The many sorts of feet that are met with are due to a number of causes, such as habits, climate, occupation, locality, etc., and it is the combination of these in different degrees that give so many distinctions in profile, sole-area, and disposition of measurement (see Figs. 39, 40, 41, and 42).

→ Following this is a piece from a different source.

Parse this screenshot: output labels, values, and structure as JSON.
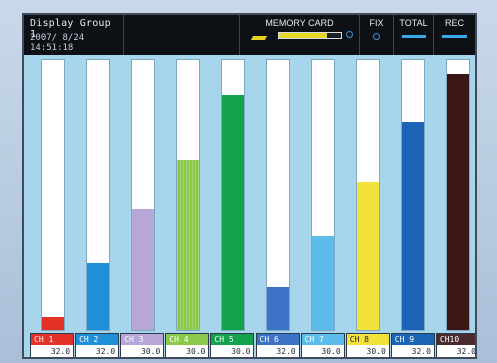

As a general rule, the foot has characteristics in common with the body to which it is connected. A person with a form of moderate plumpness, a fondness of exercise and activity, and a good circulation, possesses feet that are well developed and symmetrical. The heel is round and fairly prominent, and the arch of the waist is duly developed, although there are no special bony prominences. On the other hand, a person with a body of general roundness, but with soft tissues and muscles, flabby flesh, a languid blood circulation, and dilatory in action, has feet that are short, full in fitting, soft and flabby flesh, with a slight arch. Another variety of person has a strong bony frame, with strong firm muscles, prominent bones and features, and flesh that is hard and firm. The feet of this type of person are usually long, bony, arched, with a well-developed big toe joint, the heel-measurement large in proportion, and the instep-girth not large in relation to the other portions of the foot. It is a foot that is prevalent among the Scotch. The feet of the person who is delicately shaped, with a small frame and thin small tapering muscles, are usually thin and finely shaped, giving evidence of sprightliness. This form of foot, if found with a weakly constitution, is liable to a tendency to flat foot, which if neglected becomes very painful.